He had reached a section just below Crater Rock, which was steep and particularly rough and uneven.

Making the footing even worse were ice moguls.

'Because of the poor footing and steepness I switched back and forth,' Cone said. 'At the turnaround point on the switchback I lost my footing.'

Cone proceeded to slide an estimated 200 feet over rough terrain. He was on his back, but his head was down, so he tried to spin around so his feet would be down instead. Unfortunately, his right heel caught on an ice mogul.

'Apparently, that impact broke my leg,' Cone said. 'I slid for another 20 or 30 feet. I never lost consciousness.'

Cone was lying on a cake of ice while a 30-knot wind howled, and there were only two-and-a-half hours left of daylight.

However, as an experienced climber, Cone was confident there were other climbers still on the mountain, especially on the conventional south side route. He maneuvered himself toward a place where he could more easily be seen.

'When I saw somebody come over the horizon, I waved,' Cone said. 'He waved back. It was very comforting.'

Cone was even luckier than he thought. His rescuer was Dr. David Lippert of Portland, and he immediately set about making Cone as comfortable and safe as possible.

'He slid clothing under me to protect me from the ice,' Cone said, 'and he made a 911 call.'

Cone helped himself, too. He always carries a mountain locator unit and had never needed to use it for the past 20 years. But this time Cone used the unit to emit a radio signal that was picked up by rescuers, helping them to discover his location much more quickly.

In less than two hours, Portland Mountain Rescue was on hand. The most welcome thing they did was slip a chemically activated heated blanket around him.

'When they did that, I was comfortable,' Cone said.

The rescue process clipped right along. Cone was put on a sled and taken to the top of the ski lift, where a Snowcat was waiting to take him to Timberline Lodge. From there an ambulance took him to Mount Hood Medical Center in Gresham.
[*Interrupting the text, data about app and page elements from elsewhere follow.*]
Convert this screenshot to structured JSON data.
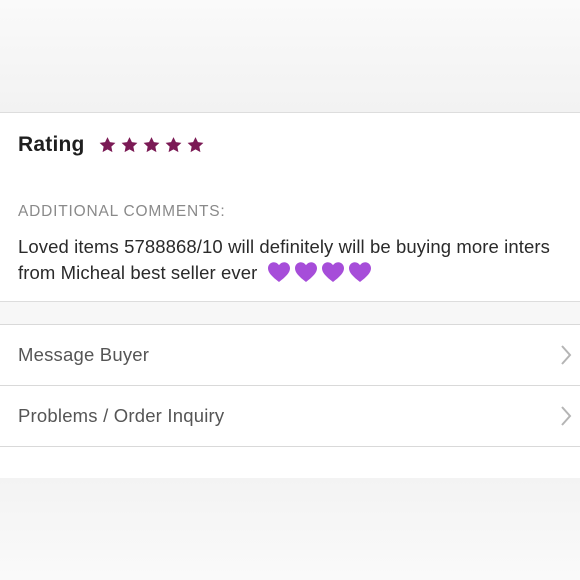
{
  "review": {
    "rating_label": "Rating",
    "rating_value": 5,
    "rating_max": 5,
    "star_color": "#7b1a55",
    "comments_heading": "ADDITIONAL COMMENTS:",
    "comment_text": "Loved items 5788868/10 will definitely will be buying more inters from Micheal best seller ever",
    "comment_emoji": "💜💜💜💜",
    "heart_color": "#a64dd9"
  },
  "actions": {
    "message_buyer_label": "Message Buyer",
    "order_inquiry_label": "Problems / Order Inquiry",
    "chevron_icon": "chevron-right-icon"
  }
}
Cone's situation differs dramatically from the tragedy in December on Mount Hood when Kelly James, Brian Hall and Jerry 'Nikko' Cooke became lost Dec. 10. Searchers combed the mountain until Dec. 20, but only the body of James, found in a snow cave, was recovered.

It was just the second accident Cone has suffered in 41 years as an avid mountain climber. He previously broke a shoulder while climbing Mount Olympus.

'When I first climbed Mount Hood I had no idea I would make it a lifelong passion,' Cone said. 'I thought it would be a one-time thing. Then I climbed Mount St. Helens and a few others.

'The experiences you have as a mountain climber are simply without parallel. You see gorgeous sunrises. You see the shadow of the mountain before you in the forest. You see almost indescribable ice formations.

'For physical activity, there's nothing else that can give you that kind of exercise - the cardiovascular, the lungs.'

Cone's one-time thing turned into a 250-time thing. However, for the next two-and-a-half months this very active man won't be climbing any mountains. The nearest he can come to that activity is reading his National Geographic magazines.

But when his leg is healed, Cone expects to climb again.

'Mount Hood is a state shrine,' he said. 'Everyone in Oregon should climb it once. I try to make up for the ones that don't.'